**THE TASK**
Your response should consist solely of the records, written out exactly.

(RECORDS FOR PROCESSING Opens)

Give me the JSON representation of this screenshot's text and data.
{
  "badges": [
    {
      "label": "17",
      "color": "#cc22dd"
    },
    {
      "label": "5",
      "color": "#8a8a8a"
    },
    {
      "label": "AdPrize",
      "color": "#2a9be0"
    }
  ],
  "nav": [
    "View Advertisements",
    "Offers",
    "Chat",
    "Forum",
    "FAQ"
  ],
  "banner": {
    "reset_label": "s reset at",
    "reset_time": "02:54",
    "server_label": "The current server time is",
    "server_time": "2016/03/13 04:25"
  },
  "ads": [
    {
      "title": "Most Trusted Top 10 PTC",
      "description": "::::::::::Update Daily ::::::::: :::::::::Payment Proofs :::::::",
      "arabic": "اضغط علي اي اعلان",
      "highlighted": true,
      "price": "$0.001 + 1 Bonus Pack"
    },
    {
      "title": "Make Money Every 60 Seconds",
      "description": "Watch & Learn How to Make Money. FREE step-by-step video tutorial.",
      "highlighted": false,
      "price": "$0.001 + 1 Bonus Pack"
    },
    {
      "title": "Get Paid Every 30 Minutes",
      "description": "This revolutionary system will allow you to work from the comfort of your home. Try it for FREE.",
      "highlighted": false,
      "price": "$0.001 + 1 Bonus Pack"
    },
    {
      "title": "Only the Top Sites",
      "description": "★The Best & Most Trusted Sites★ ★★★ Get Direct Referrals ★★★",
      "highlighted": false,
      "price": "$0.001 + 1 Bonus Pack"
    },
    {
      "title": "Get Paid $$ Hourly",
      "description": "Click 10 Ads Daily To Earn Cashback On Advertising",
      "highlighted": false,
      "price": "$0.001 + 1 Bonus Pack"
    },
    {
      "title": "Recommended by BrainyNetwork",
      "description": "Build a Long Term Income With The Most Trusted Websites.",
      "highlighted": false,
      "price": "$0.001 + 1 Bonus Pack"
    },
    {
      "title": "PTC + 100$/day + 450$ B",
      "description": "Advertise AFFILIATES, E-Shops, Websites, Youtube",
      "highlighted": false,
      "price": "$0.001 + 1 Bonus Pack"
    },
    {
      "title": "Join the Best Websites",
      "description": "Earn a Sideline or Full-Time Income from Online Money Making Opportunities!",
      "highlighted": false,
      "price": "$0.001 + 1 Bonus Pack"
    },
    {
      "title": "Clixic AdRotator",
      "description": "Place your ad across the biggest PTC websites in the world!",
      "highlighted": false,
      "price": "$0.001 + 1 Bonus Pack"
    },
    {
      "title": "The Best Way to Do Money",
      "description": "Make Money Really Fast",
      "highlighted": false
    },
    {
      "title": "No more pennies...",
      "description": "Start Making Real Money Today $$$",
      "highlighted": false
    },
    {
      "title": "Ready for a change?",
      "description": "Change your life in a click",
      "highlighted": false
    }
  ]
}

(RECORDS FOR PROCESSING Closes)

**TASK OUTPUT**
Give me the JSON representation of this screenshot's text and data.
{
  "badges": [
    {
      "label": "17",
      "color": "#cc22dd"
    },
    {
      "label": "5",
      "color": "#8a8a8a"
    },
    {
      "label": "AdPrize",
      "color": "#2a9be0"
    }
  ],
  "nav": [
    "View Advertisements",
    "Offers",
    "Chat",
    "Forum",
    "FAQ"
  ],
  "banner": {
    "reset_label": "s reset at",
    "reset_time": "02:54",
    "server_label": "The current server time is",
    "server_time": "2016/03/13 04:25"
  },
  "ads": [
    {
      "title": "Most Trusted Top 10 PTC",
      "description": "::::::::::Update Daily ::::::::: :::::::::Payment Proofs :::::::",
      "arabic": "اضغط علي اي اعلان",
      "highlighted": true,
      "price": "$0.001 + 1 Bonus Pack"
    },
    {
      "title": "Make Money Every 60 Seconds",
      "description": "Watch & Learn How to Make Money. FREE step-by-step video tutorial.",
      "highlighted": false,
      "price": "$0.001 + 1 Bonus Pack"
    },
    {
      "title": "Get Paid Every 30 Minutes",
      "description": "This revolutionary system will allow you to work from the comfort of your home. Try it for FREE.",
      "highlighted": false,
      "price": "$0.001 + 1 Bonus Pack"
    },
    {
      "title": "Only the Top Sites",
      "description": "★The Best & Most Trusted Sites★ ★★★ Get Direct Referrals ★★★",
      "highlighted": false,
      "price": "$0.001 + 1 Bonus Pack"
    },
    {
      "title": "Get Paid $$ Hourly",
      "description": "Click 10 Ads Daily To Earn Cashback On Advertising",
      "highlighted": false,
      "price": "$0.001 + 1 Bonus Pack"
    },
    {
      "title": "Recommended by BrainyNetwork",
      "description": "Build a Long Term Income With The Most Trusted Websites.",
      "highlighted": false,
      "price": "$0.001 + 1 Bonus Pack"
    },
    {
      "title": "PTC + 100$/day + 450$ B",
      "description": "Advertise AFFILIATES, E-Shops, Websites, Youtube",
      "highlighted": false,
      "price": "$0.001 + 1 Bonus Pack"
    },
    {
      "title": "Join the Best Websites",
      "description": "Earn a Sideline or Full-Time Income from Online Money Making Opportunities!",
      "highlighted": false,
      "price": "$0.001 + 1 Bonus Pack"
    },
    {
      "title": "Clixic AdRotator",
      "description": "Place your ad across the biggest PTC websites in the world!",
      "highlighted": false,
      "price": "$0.001 + 1 Bonus Pack"
    },
    {
      "title": "The Best Way to Do Money",
      "description": "Make Money Really Fast",
      "highlighted": false
    },
    {
      "title": "No more pennies...",
      "description": "Start Making Real Money Today $$$",
      "highlighted": false
    },
    {
      "title": "Ready for a change?",
      "description": "Change your life in a click",
      "highlighted": false
    }
  ]
}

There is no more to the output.